During FAPESP fellow Renata Proença Pereira’s doctoral studies, under the supervision of Conran, the group discovered that the platelets of sickle cell anemia patients have a greater capacity to adhere to endothelial cells, favoring the process of vascular occlusion.

“Our data suggest that adhesion to the endothelium activates the production of molecules that favor adhesion of white and red blood cells to the vascular wall, in addition to stimulating the production of pro-inflammatory molecules. This shows us that the platelets could be a therapeutic target. If we can find a drug capable of reducing the number of platelets in patients or platelet adherence, we could possibly avoid vascular occlusion,” stated Conran.

In another study developed in partnership with researchers at the School of Pharmaceutical Sciences at Universidade Estadual Paulista - Araraquara (FACFAr-Unesp), the researchers tested a new drug that brings together the benefits of hydroxyurea and the anti-inflammatory effects of thalidomide – without the adverse effects of the original drugs (read more at http://agencia.fapesp.br/en/17846).

Known as Lapdesf1, the drug showed good results in animal trials. The researchers are now seeking a partnership with the pharmaceutical industry to test the drug in humans.

Thalassemia

Another hereditary disease that affects red blood cells, which was also a focus of the Thematic Project, is thalassemia. This disease is much rarer in Brazil than is sickle cell anemia and is more prevalent among individuals of Mediterranean descent.

“Hemoglobin is formed by chains of a protein called globin. There is an alpha chain and a beta chain. In thalassemia, the production of one of these chains of hemoglobin is reduced or totally blocked, leading to a form of anemia that is potentially mild and asymptomatic, although it may be severe and require constant blood transfusions,” explained Ferreira Costa, coordinator of the Thematic Project.

One possible treatment for the most severe forms of this disease, according to Ferreira Costa, is to increase the production of fetal hemoglobin. “If we managed to discover the genetic mechanisms that lead to alterations known as hereditary persistence, we could find new ways to treat serious illnesses in the future,” he said.

 

  Republish
 

Republish

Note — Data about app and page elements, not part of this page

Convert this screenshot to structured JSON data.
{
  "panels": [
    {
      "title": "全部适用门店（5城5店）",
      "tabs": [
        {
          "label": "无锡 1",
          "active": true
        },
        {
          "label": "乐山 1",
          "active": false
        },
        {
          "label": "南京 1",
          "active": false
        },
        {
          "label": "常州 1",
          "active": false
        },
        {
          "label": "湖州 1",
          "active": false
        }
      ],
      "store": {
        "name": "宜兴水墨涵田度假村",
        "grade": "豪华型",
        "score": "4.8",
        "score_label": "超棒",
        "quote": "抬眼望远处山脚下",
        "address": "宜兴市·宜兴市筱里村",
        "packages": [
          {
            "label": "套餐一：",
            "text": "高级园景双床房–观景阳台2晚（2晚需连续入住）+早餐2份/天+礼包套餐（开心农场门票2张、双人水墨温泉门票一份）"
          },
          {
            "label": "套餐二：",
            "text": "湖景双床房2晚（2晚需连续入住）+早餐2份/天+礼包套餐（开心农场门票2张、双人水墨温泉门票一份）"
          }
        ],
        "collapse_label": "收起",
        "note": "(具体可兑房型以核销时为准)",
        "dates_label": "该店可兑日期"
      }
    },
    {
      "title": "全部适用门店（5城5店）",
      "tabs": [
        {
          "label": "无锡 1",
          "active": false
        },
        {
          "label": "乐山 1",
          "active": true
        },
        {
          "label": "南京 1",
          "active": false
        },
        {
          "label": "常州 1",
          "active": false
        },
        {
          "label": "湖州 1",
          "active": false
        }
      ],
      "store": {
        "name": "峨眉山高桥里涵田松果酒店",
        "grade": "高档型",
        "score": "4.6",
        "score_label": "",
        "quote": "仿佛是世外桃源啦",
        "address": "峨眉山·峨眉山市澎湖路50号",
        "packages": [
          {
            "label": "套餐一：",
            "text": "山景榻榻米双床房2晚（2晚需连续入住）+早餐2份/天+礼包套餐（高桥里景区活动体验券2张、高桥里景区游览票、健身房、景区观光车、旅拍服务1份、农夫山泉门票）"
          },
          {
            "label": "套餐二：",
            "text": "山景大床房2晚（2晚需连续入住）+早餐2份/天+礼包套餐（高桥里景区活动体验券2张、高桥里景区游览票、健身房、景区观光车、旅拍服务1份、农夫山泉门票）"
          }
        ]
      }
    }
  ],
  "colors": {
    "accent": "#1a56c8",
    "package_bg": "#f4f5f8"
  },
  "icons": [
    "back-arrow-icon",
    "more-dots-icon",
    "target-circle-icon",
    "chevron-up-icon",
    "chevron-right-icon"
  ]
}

Agência FAPESP licenses news reports under Creative Commons license CC-BY-NC-ND so that they can be republished free of charge and in a straightforward manner by other digital media or by print media. The name of the author or reporter (when applied) must be cited, as must the source (Agência FAPESP). Using the button HTML below ensures compliance with the rules described in Agência FAPESP’s Digital Content Republication Policy.


Topics most popular